The average temperature for the contiguous United States during this past winter was 31.3 F. Many of us will remember how difficult the weather made our commute or travel; however, for the homeless and people in need of shelter, the risk of fatal hypothermia is a serious and constant concern.
In addition to having to endure freezing weather, being homeless means hardship in securing safe shelter, healthy food, medical attention, supportive relationships, and overall stability. Imagine a person struggling to combat all the obstacles that accompany homelessness. Now imagine that this individual is a youth.
It is difficult to pinpoint the number of homeless youth in America since many of these young people avoid asking for help. A fear of judgment or a lack of knowledge about their rights and available resources are a few obstacles that keep youth away from the assistance they need.
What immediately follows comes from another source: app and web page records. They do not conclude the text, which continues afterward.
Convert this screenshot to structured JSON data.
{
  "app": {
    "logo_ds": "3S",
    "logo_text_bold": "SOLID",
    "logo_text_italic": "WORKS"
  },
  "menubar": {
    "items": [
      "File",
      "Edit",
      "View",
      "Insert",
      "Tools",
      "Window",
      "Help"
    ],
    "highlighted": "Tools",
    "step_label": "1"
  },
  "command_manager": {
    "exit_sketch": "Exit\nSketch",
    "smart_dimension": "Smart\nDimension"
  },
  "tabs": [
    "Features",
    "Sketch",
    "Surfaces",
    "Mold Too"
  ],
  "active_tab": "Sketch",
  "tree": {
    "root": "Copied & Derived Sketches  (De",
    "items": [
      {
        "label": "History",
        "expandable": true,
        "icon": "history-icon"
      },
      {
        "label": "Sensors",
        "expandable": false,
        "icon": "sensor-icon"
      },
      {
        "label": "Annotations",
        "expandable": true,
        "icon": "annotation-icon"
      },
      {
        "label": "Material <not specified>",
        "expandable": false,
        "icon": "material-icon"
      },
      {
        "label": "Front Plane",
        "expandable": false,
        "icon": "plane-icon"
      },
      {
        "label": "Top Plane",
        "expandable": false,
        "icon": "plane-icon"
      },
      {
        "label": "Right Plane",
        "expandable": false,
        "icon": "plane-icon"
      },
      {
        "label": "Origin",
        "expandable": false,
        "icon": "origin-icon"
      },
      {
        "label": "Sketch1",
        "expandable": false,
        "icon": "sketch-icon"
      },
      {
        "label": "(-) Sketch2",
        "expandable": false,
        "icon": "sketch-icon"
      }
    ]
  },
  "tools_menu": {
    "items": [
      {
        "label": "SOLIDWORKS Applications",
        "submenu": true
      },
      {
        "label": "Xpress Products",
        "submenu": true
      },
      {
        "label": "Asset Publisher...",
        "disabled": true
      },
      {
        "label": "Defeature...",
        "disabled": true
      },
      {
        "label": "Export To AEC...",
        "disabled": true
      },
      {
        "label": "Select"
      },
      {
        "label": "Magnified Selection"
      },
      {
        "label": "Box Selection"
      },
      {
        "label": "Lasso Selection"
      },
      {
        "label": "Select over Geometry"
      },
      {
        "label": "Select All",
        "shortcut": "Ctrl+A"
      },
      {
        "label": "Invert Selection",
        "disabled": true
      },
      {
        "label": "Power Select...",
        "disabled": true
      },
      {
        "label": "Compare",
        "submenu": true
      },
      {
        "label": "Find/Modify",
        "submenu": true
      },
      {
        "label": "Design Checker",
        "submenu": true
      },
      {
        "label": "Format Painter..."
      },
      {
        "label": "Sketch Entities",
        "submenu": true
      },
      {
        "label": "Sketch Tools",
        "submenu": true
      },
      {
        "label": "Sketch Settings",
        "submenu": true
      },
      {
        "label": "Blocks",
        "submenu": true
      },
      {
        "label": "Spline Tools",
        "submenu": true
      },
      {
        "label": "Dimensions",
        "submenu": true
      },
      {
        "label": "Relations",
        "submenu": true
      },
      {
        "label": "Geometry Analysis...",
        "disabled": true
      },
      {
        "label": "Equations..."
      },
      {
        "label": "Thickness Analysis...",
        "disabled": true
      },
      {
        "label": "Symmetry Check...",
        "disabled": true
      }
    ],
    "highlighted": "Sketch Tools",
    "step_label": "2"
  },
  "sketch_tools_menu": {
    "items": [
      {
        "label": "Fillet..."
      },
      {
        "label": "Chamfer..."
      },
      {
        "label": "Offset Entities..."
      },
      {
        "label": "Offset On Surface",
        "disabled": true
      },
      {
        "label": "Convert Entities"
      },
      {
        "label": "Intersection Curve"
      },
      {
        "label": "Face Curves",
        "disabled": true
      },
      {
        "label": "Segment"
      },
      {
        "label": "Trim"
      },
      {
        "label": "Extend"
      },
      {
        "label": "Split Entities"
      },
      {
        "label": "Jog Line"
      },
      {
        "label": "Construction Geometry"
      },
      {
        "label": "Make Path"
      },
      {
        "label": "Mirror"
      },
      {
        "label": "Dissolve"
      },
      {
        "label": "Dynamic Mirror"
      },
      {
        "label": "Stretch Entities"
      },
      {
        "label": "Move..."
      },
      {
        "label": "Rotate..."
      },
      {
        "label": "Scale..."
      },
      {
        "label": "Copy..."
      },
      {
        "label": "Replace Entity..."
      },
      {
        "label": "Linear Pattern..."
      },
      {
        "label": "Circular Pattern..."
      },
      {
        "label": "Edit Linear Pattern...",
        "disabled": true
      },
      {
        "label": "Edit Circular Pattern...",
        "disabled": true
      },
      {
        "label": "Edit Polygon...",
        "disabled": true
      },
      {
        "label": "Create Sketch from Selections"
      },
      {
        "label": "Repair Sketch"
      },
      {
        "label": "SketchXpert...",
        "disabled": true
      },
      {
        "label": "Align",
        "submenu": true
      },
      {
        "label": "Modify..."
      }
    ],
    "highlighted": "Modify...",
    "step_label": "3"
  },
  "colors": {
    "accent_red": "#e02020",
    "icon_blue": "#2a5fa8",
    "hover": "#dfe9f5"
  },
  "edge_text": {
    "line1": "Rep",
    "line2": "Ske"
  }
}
Recent data suggests that about 110,000 youth are living on the streets, in cars, in abandoned buildings, and other public spaces. This number can be broken down into approximately 55,000 homeless teens ages 12 to 17 and another 55,000 homeless youth ages 18 to 25. However, these numbers do not include the homeless youth who are living in shelters, “couch surfing” with friends or family, or other situations where a young person lacks a permanent address. When these criteria are included, researchers have estimated that about 1 million to 1.6 million youth (5 percent to 7.7 percent of all American youth) experience homelessness at some time each year. Who are these youth and what leads them to homelessness?
- One in seven young people between the ages of 10 and 18 will run away from home at some point.
- The average age at which a teen becomes homeless is 14.7 years old, and teens ages 12 to 17 are more likely than adults to become homeless.
- Increased exposure to trauma often leads youth to run away and become homeless. Forty-six percent of homeless youth left their home because of physical abuse, and 17 percent left due to sexual abuse.
- Over half of the young people on the streets and in shelters reported that their parents told them to leave home or knew that they were leaving and didn’t care.
- Foster care youth are at a high risk of becoming homeless; according to the Midwest Study, 36 percent of youth formerly in foster care, whose outcomes were known, had reported at least one episode of homelessness.
- LGBTQ youth are some of the most vulnerable young people and make up 20 to 40 percent of homeless teens.
Once homeless, youth and children are more likely to go through harmful life experiences. About 25 percent of homeless children have witnessed violence, which often leads to a number of emotional and behavioral difficulties. Homelessness is associated with poor physical health for children and youth, including malnutrition, exposure to environmental toxins, and chronic illnesses such as asthma. These youth are also less likely than their peers to have adequate access to medical and dental care.
In order to cope with these obstacles, homeless youth often participate in risky behavior. Seventy-four percent of homeless youth have used illicit drugs and 48 percent reported significant alcohol use. Homeless youth are also often easy prey for human traffickers; 85 percent of confirmed sex trafficking victims are United States citizens, mostly runaway children. In a random sample from Covenant House New York, 48 percent of the youth who engaged in commercial sex activity did so because they did not have a place to stay and traded sex for shelter. In addition to the trauma that sex trafficking and survival sex bring, these young people are also at risk of being one of the estimated 21 percent of homeless youth who contract a sexually transmitted infection.
Health and security issues are many of the challenges that youth face in sustaining their education and jobs. Without a safe, stable place to call home, homeless children and youth often have interrupted and delayed schooling and are twice as likely to repeat a grade, have a learning disability, or to be suspended from school. In my next post, we will explore solutions that have been implemented across the country to confront the many challenges of homeless youth.
Garet Fryar is the Policy Research Assistant at the American Youth Policy Forum.